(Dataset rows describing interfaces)
------------------------------------------------------------------------

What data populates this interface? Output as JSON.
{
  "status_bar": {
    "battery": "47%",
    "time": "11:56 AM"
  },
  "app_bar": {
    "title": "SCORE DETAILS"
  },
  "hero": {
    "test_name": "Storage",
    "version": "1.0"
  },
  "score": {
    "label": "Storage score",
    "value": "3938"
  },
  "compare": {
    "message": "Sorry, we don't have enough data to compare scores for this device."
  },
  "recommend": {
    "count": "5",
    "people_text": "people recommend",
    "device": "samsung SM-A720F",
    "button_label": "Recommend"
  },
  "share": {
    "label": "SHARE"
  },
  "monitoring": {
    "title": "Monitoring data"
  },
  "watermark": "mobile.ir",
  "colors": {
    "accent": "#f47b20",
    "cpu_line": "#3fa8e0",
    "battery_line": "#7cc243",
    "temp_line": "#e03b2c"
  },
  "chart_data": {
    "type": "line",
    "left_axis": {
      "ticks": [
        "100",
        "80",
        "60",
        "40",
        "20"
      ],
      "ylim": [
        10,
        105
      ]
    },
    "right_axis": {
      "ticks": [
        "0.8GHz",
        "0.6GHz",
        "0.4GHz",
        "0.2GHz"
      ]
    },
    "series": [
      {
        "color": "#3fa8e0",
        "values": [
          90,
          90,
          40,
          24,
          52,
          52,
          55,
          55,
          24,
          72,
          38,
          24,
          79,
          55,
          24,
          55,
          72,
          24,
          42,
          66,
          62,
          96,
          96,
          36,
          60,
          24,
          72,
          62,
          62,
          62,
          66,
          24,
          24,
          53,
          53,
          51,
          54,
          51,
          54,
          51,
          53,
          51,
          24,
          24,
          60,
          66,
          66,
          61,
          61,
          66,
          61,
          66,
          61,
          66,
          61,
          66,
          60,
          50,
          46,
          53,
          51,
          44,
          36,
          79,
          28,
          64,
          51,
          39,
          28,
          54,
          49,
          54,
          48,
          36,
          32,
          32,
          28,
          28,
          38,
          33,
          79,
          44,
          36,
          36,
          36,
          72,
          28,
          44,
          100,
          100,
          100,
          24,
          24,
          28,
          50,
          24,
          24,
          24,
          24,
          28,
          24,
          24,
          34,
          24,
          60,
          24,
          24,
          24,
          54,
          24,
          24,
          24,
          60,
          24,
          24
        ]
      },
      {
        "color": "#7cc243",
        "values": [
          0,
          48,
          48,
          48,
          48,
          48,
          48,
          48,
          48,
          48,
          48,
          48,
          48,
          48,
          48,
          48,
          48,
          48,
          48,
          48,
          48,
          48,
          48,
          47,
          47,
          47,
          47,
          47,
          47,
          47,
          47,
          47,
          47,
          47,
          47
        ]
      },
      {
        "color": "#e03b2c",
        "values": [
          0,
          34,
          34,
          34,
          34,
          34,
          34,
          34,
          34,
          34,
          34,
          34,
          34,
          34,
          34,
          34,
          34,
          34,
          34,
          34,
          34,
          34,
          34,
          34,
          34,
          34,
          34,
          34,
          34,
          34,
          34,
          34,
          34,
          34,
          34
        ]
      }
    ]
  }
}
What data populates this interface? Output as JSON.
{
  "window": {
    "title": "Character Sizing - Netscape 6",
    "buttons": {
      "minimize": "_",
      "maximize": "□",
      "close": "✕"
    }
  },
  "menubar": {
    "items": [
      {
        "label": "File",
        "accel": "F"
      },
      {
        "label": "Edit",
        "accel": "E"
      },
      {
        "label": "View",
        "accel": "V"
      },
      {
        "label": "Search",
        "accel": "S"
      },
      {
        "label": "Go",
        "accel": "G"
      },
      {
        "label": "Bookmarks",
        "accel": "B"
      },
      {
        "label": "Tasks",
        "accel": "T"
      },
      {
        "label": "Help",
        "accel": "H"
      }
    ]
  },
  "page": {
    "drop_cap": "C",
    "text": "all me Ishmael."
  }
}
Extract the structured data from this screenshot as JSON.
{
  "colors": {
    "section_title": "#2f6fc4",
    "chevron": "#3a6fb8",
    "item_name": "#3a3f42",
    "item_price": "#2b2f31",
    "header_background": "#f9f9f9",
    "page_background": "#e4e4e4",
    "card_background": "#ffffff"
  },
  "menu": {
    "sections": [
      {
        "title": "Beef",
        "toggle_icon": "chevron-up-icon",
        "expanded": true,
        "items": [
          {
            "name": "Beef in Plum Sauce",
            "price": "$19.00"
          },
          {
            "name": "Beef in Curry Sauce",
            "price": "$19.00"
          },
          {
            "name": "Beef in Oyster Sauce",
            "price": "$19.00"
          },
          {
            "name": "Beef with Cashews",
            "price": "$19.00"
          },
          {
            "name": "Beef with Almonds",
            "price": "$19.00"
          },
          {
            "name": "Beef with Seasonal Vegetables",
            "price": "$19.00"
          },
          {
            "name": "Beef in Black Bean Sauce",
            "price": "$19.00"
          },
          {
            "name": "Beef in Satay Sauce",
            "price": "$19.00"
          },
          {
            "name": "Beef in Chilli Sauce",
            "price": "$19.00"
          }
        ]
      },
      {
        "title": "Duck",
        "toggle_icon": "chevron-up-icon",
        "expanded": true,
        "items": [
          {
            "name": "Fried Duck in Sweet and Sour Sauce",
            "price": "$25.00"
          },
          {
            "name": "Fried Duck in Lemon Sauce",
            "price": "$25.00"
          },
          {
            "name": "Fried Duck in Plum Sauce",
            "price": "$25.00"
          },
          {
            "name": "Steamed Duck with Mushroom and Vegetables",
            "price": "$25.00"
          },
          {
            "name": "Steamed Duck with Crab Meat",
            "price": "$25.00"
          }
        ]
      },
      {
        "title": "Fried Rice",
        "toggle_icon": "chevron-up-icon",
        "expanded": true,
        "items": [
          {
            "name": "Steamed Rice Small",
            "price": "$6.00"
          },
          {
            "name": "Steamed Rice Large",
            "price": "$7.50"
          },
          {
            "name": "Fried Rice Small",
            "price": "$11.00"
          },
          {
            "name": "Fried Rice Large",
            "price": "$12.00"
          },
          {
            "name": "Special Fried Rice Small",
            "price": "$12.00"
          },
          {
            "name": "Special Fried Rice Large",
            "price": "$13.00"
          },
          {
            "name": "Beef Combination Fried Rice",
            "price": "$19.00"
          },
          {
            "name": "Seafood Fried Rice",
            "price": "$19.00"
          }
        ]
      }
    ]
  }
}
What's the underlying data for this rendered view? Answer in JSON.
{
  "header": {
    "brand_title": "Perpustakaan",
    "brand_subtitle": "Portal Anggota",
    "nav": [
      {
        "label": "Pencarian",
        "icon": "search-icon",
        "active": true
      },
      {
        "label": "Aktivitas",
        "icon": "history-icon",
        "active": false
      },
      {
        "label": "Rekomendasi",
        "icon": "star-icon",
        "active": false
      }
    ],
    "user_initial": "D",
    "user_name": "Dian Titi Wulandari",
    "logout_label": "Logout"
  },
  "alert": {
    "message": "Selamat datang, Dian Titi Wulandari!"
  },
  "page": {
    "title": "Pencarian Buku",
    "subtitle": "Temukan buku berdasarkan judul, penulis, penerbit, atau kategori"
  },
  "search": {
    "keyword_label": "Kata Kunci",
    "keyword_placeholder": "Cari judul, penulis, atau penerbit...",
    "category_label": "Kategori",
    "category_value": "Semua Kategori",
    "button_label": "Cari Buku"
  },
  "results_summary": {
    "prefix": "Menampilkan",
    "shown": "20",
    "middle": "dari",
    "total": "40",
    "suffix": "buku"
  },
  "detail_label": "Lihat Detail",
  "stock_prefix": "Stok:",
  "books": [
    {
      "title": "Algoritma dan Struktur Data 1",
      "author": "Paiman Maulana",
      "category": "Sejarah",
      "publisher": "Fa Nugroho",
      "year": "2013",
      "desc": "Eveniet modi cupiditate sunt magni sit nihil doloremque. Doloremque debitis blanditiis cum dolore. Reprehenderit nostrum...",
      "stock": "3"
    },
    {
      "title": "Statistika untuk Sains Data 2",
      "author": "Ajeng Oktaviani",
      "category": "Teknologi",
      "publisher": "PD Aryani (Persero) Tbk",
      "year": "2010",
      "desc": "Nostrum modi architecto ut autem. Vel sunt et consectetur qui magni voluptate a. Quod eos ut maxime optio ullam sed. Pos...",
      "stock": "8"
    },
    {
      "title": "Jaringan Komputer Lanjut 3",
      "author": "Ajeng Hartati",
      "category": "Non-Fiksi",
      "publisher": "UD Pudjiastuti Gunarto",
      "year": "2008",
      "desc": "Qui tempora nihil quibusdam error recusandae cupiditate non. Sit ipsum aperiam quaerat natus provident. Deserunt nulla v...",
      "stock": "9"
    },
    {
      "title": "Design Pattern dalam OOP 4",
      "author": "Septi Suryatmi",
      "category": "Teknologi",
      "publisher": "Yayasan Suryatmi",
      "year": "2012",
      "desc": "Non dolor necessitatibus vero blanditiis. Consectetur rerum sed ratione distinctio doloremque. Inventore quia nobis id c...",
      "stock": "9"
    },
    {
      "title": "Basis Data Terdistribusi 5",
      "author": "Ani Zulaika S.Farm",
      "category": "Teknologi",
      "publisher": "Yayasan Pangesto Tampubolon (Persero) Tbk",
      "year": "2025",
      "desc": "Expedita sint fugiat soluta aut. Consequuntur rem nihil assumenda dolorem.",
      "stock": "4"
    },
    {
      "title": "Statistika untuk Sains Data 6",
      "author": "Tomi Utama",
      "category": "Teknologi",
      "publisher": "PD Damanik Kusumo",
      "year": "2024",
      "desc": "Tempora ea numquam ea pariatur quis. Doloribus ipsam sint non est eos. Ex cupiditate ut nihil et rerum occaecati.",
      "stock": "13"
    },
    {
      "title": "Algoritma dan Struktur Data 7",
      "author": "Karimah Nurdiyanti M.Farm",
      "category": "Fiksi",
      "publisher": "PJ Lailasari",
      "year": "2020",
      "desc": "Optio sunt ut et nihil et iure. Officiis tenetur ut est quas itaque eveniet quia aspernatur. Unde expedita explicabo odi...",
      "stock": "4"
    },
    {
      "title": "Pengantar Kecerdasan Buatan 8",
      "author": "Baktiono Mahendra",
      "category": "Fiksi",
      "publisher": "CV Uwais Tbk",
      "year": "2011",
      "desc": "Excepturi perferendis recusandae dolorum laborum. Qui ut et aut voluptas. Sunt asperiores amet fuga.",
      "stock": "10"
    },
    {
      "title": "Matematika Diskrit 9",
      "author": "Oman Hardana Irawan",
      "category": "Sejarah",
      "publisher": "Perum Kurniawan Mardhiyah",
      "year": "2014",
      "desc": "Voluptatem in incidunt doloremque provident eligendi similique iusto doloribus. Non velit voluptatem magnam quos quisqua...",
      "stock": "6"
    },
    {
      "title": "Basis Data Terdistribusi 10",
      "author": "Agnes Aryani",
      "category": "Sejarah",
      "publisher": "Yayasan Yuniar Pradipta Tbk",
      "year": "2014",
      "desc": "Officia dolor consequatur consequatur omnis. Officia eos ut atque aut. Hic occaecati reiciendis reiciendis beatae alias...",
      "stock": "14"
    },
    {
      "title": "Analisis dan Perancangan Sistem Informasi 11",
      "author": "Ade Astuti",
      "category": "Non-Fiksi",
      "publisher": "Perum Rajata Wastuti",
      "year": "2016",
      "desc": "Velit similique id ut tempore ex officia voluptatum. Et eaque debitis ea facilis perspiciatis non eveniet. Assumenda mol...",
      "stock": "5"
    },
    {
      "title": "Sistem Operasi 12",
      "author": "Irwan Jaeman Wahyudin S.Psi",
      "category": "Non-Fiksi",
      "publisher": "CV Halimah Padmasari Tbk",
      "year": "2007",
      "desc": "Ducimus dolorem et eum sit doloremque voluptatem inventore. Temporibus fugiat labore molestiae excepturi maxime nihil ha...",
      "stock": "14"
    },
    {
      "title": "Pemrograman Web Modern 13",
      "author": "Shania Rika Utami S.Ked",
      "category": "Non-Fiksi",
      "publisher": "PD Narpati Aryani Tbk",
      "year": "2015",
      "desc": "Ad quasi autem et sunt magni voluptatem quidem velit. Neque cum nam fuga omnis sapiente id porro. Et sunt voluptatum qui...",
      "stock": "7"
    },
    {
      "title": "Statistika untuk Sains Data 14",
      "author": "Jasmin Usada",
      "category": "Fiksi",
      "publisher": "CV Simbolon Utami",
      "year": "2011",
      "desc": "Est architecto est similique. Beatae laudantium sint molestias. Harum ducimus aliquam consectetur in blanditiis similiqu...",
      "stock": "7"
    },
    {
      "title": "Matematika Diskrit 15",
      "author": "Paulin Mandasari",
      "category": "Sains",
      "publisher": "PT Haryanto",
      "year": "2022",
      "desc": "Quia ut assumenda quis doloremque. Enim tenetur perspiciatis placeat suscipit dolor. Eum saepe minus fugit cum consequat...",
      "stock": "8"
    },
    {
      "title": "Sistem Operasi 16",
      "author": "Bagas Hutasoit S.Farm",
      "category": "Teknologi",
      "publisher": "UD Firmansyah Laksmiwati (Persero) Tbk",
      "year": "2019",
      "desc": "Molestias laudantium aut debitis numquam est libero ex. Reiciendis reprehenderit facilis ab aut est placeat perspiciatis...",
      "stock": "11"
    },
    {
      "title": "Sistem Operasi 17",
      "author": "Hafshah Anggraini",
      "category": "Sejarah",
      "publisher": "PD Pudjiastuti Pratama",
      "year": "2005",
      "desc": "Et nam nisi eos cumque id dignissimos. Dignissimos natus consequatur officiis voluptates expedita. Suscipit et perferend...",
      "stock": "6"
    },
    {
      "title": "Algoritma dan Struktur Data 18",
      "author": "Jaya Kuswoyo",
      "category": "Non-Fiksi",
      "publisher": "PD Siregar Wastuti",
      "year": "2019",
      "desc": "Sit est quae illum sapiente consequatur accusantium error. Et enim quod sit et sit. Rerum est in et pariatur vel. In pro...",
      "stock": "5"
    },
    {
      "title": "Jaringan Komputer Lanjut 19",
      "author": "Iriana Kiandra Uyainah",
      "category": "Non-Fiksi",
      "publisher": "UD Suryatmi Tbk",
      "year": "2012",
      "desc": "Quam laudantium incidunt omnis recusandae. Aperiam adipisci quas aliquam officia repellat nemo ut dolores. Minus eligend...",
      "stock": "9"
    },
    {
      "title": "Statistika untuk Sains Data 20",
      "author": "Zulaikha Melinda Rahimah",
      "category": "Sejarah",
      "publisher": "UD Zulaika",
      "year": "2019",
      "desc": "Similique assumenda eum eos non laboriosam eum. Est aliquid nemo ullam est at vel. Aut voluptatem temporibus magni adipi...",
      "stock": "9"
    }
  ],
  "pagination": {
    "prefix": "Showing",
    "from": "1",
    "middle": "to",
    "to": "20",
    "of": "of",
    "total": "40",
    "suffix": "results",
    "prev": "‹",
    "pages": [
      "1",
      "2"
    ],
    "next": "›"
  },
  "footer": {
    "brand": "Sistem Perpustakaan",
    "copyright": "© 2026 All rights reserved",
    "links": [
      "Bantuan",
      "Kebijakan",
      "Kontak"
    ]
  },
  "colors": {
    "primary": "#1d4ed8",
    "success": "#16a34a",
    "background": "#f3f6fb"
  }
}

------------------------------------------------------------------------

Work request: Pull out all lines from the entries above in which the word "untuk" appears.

Solution below:
      "title": "Statistika untuk Sains Data 2",
      "title": "Statistika untuk Sains Data 6",
      "title": "Statistika untuk Sains Data 14",
      "title": "Statistika untuk Sains Data 20",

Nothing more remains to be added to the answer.